Segment Open
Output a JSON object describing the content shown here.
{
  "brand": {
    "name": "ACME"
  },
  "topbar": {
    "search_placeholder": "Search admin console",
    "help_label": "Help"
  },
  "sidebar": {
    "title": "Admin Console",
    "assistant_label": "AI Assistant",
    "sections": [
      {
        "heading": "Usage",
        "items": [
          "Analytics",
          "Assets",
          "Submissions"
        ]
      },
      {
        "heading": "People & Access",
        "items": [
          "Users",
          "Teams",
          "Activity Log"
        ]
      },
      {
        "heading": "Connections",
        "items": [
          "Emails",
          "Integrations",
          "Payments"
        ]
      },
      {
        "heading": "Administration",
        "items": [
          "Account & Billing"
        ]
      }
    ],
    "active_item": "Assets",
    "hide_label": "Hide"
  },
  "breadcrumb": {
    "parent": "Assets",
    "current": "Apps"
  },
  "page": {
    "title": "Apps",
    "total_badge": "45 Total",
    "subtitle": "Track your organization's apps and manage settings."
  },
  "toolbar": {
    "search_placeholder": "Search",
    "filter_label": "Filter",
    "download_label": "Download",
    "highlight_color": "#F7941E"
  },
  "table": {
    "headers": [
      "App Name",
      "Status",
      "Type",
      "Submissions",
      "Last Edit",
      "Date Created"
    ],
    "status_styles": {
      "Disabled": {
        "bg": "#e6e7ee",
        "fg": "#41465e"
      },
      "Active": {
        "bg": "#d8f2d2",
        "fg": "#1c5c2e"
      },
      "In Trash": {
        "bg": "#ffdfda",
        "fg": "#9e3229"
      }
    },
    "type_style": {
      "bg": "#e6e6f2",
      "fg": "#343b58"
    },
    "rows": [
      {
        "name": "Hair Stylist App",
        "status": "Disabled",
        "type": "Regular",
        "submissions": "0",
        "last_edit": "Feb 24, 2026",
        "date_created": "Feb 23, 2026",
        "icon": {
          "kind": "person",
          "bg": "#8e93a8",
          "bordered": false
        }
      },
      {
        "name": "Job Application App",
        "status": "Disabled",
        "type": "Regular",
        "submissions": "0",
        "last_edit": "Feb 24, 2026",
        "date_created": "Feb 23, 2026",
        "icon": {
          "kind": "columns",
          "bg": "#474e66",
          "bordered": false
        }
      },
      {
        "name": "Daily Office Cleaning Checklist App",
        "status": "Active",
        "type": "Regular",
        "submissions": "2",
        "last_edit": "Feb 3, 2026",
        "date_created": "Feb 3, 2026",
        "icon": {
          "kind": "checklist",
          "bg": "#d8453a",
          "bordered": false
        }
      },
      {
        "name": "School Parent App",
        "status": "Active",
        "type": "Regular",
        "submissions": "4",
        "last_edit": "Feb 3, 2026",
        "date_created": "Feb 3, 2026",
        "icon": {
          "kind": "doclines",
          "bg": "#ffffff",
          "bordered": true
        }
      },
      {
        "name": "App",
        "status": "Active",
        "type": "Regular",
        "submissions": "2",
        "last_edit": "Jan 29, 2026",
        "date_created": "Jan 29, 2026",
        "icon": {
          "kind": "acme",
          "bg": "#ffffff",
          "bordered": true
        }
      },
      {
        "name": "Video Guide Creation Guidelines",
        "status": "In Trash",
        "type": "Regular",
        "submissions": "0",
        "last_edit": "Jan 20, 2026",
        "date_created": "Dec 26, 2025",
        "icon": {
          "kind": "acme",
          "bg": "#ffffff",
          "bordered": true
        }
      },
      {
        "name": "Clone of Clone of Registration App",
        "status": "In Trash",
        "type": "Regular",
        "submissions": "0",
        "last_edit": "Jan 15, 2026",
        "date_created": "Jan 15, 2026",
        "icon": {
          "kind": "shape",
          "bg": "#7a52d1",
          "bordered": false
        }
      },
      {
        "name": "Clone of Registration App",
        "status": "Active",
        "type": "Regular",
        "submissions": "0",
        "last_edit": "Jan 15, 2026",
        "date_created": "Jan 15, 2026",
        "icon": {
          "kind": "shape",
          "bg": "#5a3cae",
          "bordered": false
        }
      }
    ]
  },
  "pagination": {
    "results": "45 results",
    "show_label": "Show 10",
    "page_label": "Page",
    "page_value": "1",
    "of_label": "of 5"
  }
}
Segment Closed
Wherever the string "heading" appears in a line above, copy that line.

        "heading": "Usage",
        "heading": "People & Access",
        "heading": "Connections",
        "heading": "Administration",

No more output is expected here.